It is possible to declare a variable of type Point and treat it either as a single object or you can access each field individually. The syntax for accessing the fields is to use the dot operator '.' followed by the name of the field.

Program( )
	Point target;
    Begin
	target := { 10, 20 };
	Output target;
	target.x := 30;
	Output target;
    End;
basic_point_1.grs

This will write the following text to the screen :-

{10, 20, 0}
{30, 20, 0}

You can use a Point type variable wherever you can use an explicit pair of values as a coordinate. This includes as a parameter to a shape or as the specified target origin of a shape call. See the following lines of code ( ignore the bits concerning the pens, this will be covered later; just look at the coordinates ) :-

Program( )
	Point from = { 10, 10 }, to = { 10, 40 };
    Begin
	Line(from, to)  => redpen;
	LineTo(to) => greenpen;
	Line({100,100}, {200, 100} ) => from, bluepen;
    End;
basic_point_2.grs Output of basic_point_2.grs basic_point_2.png

You will notice that Point variables can be initialised when declared just like any other type of variable. If the variable is not initialised both fields will be set to Null. Try the above code and see if you can work out which statement is doing what, and why. Comments out various statements to help.
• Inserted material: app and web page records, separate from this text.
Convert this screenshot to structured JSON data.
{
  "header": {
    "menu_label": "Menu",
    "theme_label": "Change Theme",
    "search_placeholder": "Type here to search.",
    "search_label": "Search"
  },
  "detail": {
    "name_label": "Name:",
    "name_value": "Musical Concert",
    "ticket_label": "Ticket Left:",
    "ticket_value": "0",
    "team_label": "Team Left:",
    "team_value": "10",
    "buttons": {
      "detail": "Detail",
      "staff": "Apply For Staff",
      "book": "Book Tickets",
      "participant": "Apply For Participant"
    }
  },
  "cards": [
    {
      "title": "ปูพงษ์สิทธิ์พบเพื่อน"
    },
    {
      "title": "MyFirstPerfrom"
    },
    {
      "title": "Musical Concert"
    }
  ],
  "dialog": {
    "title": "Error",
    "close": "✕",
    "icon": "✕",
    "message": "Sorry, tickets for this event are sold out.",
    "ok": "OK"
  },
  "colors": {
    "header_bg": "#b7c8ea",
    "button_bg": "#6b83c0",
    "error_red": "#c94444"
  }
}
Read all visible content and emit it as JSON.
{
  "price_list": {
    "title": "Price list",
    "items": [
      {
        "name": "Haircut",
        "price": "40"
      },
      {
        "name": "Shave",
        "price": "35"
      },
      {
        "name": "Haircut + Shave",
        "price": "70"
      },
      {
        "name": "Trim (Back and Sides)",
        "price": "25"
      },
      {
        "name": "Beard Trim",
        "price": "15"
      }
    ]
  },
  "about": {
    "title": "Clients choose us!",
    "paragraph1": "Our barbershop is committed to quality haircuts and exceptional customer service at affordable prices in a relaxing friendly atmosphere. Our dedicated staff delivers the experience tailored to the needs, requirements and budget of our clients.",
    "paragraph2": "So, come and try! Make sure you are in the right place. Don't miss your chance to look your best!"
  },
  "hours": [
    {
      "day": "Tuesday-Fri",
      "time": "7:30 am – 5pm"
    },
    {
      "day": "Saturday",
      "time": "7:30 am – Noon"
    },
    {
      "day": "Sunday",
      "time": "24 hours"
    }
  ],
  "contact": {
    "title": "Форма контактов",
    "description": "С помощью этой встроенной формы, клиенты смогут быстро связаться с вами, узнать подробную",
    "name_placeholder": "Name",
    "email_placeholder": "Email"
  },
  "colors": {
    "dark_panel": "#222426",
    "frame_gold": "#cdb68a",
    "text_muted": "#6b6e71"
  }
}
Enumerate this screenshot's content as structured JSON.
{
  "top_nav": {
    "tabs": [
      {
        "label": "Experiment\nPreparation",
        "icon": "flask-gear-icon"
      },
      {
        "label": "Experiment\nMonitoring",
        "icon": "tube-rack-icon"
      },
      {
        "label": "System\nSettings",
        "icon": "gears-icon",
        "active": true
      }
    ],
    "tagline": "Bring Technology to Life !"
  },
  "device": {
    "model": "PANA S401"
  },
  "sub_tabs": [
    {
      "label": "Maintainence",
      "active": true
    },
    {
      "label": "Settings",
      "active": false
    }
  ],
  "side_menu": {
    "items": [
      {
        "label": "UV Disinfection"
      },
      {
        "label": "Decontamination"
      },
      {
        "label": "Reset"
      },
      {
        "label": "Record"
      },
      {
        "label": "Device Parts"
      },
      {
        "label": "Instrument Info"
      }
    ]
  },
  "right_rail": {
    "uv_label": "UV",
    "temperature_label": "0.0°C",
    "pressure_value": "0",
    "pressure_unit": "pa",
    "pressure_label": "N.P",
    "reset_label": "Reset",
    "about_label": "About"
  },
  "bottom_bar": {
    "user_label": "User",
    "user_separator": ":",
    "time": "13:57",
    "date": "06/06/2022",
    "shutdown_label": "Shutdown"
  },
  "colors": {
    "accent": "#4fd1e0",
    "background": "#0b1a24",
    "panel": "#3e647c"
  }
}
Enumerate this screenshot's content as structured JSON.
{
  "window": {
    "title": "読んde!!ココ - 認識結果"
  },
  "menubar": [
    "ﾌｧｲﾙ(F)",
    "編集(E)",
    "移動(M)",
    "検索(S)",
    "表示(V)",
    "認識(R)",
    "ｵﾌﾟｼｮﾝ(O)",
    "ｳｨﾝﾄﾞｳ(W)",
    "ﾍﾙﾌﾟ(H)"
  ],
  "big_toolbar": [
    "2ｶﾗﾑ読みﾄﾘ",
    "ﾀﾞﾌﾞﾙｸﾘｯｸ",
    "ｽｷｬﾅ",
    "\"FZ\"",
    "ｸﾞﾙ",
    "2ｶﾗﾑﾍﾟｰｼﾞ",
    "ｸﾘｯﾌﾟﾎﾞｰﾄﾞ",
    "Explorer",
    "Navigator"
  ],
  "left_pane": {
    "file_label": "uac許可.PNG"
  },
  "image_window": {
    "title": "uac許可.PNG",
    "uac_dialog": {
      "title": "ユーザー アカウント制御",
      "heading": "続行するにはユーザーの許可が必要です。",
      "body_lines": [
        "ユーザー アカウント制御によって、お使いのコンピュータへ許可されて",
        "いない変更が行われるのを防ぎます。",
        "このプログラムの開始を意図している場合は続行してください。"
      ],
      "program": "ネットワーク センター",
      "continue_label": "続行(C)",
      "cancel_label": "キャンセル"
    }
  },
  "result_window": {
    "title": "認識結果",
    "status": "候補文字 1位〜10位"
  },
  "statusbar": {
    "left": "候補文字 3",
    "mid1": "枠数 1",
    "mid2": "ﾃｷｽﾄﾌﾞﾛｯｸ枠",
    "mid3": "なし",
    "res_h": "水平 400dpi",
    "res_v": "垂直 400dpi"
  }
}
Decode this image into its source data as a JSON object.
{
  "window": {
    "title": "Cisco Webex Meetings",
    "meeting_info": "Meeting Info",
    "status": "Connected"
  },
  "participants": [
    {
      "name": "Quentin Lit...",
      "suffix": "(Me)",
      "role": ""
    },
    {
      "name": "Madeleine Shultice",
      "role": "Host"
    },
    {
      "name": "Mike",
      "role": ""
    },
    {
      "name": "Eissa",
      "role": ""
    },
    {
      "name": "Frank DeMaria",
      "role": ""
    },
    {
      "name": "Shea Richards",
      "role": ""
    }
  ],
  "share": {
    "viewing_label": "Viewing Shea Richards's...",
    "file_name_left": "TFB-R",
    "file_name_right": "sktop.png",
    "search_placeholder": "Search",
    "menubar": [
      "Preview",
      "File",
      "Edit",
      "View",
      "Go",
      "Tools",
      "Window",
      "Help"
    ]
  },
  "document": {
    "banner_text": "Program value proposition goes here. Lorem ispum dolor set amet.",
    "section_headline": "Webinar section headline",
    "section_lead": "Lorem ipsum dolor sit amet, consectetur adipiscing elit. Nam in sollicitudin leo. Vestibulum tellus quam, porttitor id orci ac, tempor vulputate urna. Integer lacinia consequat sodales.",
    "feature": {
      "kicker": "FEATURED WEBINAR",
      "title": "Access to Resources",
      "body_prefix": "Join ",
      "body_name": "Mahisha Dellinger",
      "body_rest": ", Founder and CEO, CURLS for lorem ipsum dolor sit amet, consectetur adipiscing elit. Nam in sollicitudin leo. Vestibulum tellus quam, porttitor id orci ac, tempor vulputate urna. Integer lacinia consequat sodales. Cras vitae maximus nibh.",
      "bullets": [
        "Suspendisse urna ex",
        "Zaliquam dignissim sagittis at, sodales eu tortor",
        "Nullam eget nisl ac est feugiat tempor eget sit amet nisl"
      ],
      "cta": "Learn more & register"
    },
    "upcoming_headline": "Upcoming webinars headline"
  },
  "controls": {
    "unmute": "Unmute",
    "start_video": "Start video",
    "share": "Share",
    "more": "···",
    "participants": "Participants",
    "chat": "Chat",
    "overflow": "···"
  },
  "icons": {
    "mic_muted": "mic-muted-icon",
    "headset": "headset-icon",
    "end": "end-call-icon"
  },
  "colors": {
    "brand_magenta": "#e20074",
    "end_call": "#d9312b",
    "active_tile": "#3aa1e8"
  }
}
Functions Returning Points

It is possible to write a function that returns a Point, and as a function call can go anywhere a variable can go, and as Point variable can go anywhere a pair of coordinates can go, so a function call can go anywhere where we require a coordinate pair.

All coordinates in the system are in pixels. I some cases we may want to use out own logical coordinates system. Let us set up a system of cells on the display and we want to draw one of our symbols at the centre of a selected cell.

Program( )
    Begin
	[=  . . .     other sample calls     . . .  =]
	EarthSymbol(10) => CellCentre(2, 3);
    End;

Function Point CellCentre(Number row, Number column)
	Number size = 50;
	Number xcoord, ycoord;
	Point result;
    Begin
	xcoord := ( column - 1 ) * size;
	xcoord := xcoord + size / 2;
	ycoord := ( row - 1 ) * size ;
	ycoord := ycoord + size / 2 ;
	result := { xcoord, ycoord };
	Return result;
    End;

[=  . . .     Symbol Routines     . . .  =]
basic_point_3.grs Output of basic_point_3.grs basic_point_3.png

The above is a long winded way to go about this. The whole thing can be done in a single statement and without using any variables for intermediate results :-

Function Point CellCentre(Number row, Number column)
	Number size = 50;
    Begin
	Return { ( column - 1/2 ) * size , ( row - 1/2 ) * size };
    End;